INFORMATION PROVIDED Block Start

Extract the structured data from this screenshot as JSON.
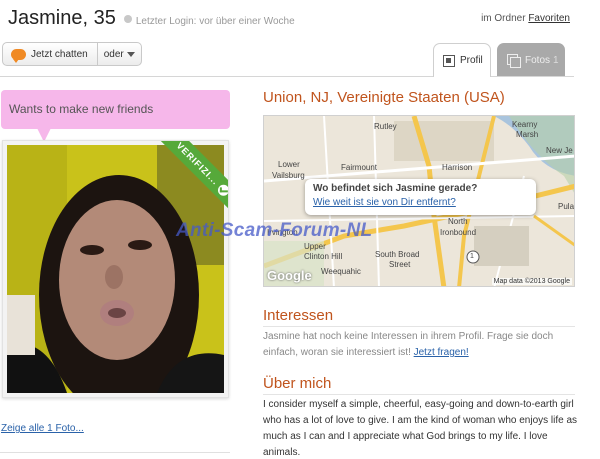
{
  "header": {
    "name": "Jasmine, 35",
    "last_login": "Letzter Login: vor über einer Woche",
    "folder_prefix": "im Ordner",
    "folder_link": "Favoriten"
  },
  "actions": {
    "chat_label": "Jetzt chatten",
    "or_label": "oder"
  },
  "tabs": [
    {
      "label": "Profil",
      "active": true
    },
    {
      "label": "Fotos",
      "count": "1",
      "active": false
    }
  ],
  "status_message": "Wants to make new friends",
  "photo": {
    "verified_label": "VERIFIZI...",
    "show_all_link": "Zeige alle 1 Foto..."
  },
  "location": {
    "title": "Union, NJ, Vereinigte Staaten (USA)",
    "popup_title": "Wo befindet sich Jasmine gerade?",
    "popup_link": "Wie weit ist sie von Dir entfernt?",
    "map_labels": [
      "Rutley",
      "Kearny",
      "Marsh",
      "Lower",
      "Vailsburg",
      "Fairmount",
      "Harrison",
      "New Je",
      "Irvington",
      "Upper",
      "Clinton Hill",
      "North",
      "Ironbound",
      "South Broad",
      "Street",
      "Weequahic",
      "Pula"
    ],
    "map_credit": "Map data ©2013 Google",
    "google_logo": "Google",
    "highway_shield": "1"
  },
  "watermark": "Anti-Scam-Forum-NL",
  "interests": {
    "title": "Interessen",
    "text": "Jasmine hat noch keine Interessen in ihrem Profil. Frage sie doch einfach, woran sie interessiert ist!",
    "link": "Jetzt fragen!"
  },
  "about": {
    "title": "Über mich",
    "text": "I consider myself a simple, cheerful, easy-going and down-to-earth girl who has a lot of love to give. I am the kind of woman who enjoys life as much as I can and I appreciate what God brings to my life. I love animals."
  },
  "colors": {
    "accent": "#c0541d",
    "link": "#2a62a9",
    "status_bubble": "#f6b7ea",
    "verified": "#56a93a",
    "chat_icon": "#f08a24"
  }
}
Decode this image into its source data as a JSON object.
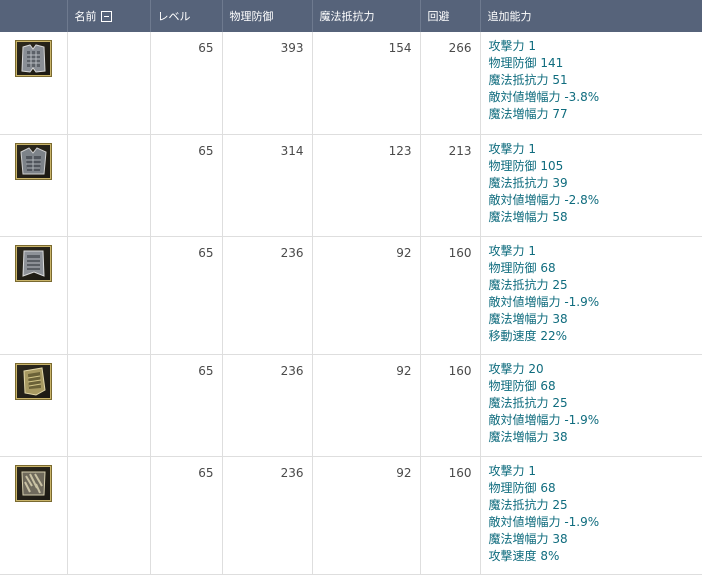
{
  "headers": {
    "icon": "",
    "name": "名前",
    "level": "レベル",
    "phys_def": "物理防御",
    "mag_res": "魔法抵抗力",
    "evasion": "回避",
    "extra": "追加能力"
  },
  "items": [
    {
      "icon": "armor-icon-1",
      "name": "",
      "level": "65",
      "phys_def": "393",
      "mag_res": "154",
      "evasion": "266",
      "extra": [
        "攻撃力 1",
        "物理防御 141",
        "魔法抵抗力 51",
        "敵対値増幅力 -3.8%",
        "魔法増幅力 77"
      ]
    },
    {
      "icon": "armor-icon-2",
      "name": "",
      "level": "65",
      "phys_def": "314",
      "mag_res": "123",
      "evasion": "213",
      "extra": [
        "攻撃力 1",
        "物理防御 105",
        "魔法抵抗力 39",
        "敵対値増幅力 -2.8%",
        "魔法増幅力 58"
      ]
    },
    {
      "icon": "armor-icon-3",
      "name": "",
      "level": "65",
      "phys_def": "236",
      "mag_res": "92",
      "evasion": "160",
      "extra": [
        "攻撃力 1",
        "物理防御 68",
        "魔法抵抗力 25",
        "敵対値増幅力 -1.9%",
        "魔法増幅力 38",
        "移動速度 22%"
      ]
    },
    {
      "icon": "armor-icon-4",
      "name": "",
      "level": "65",
      "phys_def": "236",
      "mag_res": "92",
      "evasion": "160",
      "extra": [
        "攻撃力 20",
        "物理防御 68",
        "魔法抵抗力 25",
        "敵対値増幅力 -1.9%",
        "魔法増幅力 38"
      ]
    },
    {
      "icon": "armor-icon-5",
      "name": "",
      "level": "65",
      "phys_def": "236",
      "mag_res": "92",
      "evasion": "160",
      "extra": [
        "攻撃力 1",
        "物理防御 68",
        "魔法抵抗力 25",
        "敵対値増幅力 -1.9%",
        "魔法増幅力 38",
        "攻撃速度 8%"
      ]
    }
  ]
}
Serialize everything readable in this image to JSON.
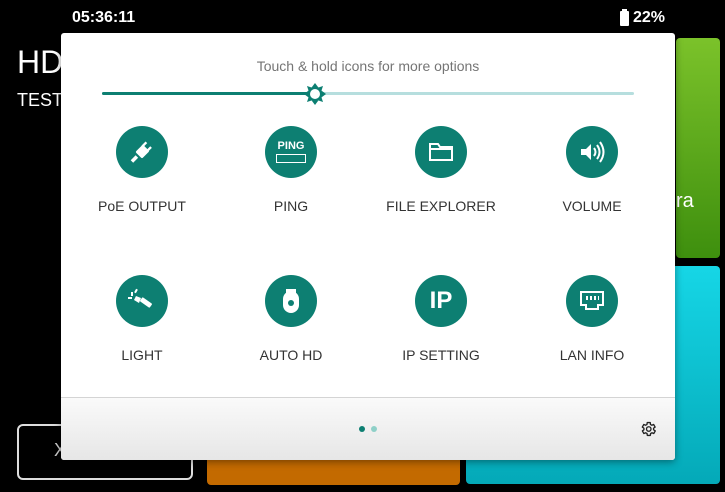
{
  "status": {
    "time": "05:36:11",
    "battery": "22%"
  },
  "background": {
    "title": "HD",
    "subtitle": "TEST",
    "green_tile_text": "ra",
    "outline_tile_text": "X"
  },
  "panel": {
    "hint": "Touch & hold icons for more options",
    "brightness_level": 0.4,
    "tiles": [
      {
        "label": "PoE OUTPUT",
        "icon": "plug-icon"
      },
      {
        "label": "PING",
        "icon": "ping-icon",
        "icon_text": "PING"
      },
      {
        "label": "FILE EXPLORER",
        "icon": "folder-icon"
      },
      {
        "label": "VOLUME",
        "icon": "speaker-icon"
      },
      {
        "label": "LIGHT",
        "icon": "flashlight-icon"
      },
      {
        "label": "AUTO HD",
        "icon": "dome-camera-icon"
      },
      {
        "label": "IP SETTING",
        "icon": "ip-icon",
        "icon_text": "IP"
      },
      {
        "label": "LAN INFO",
        "icon": "lan-port-icon"
      }
    ],
    "pages": {
      "count": 2,
      "current": 1
    }
  },
  "colors": {
    "accent": "#0d7f72",
    "track": "#b6dede",
    "dot_inactive": "#8fd0c8"
  }
}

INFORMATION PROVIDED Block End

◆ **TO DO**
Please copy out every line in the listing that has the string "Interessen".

◆ **REPLY TO THE TASK**
    "title": "Interessen",
    "text": "Jasmine hat noch keine Interessen in ihrem Profil. Frage sie doch einfach, woran sie interessiert ist!",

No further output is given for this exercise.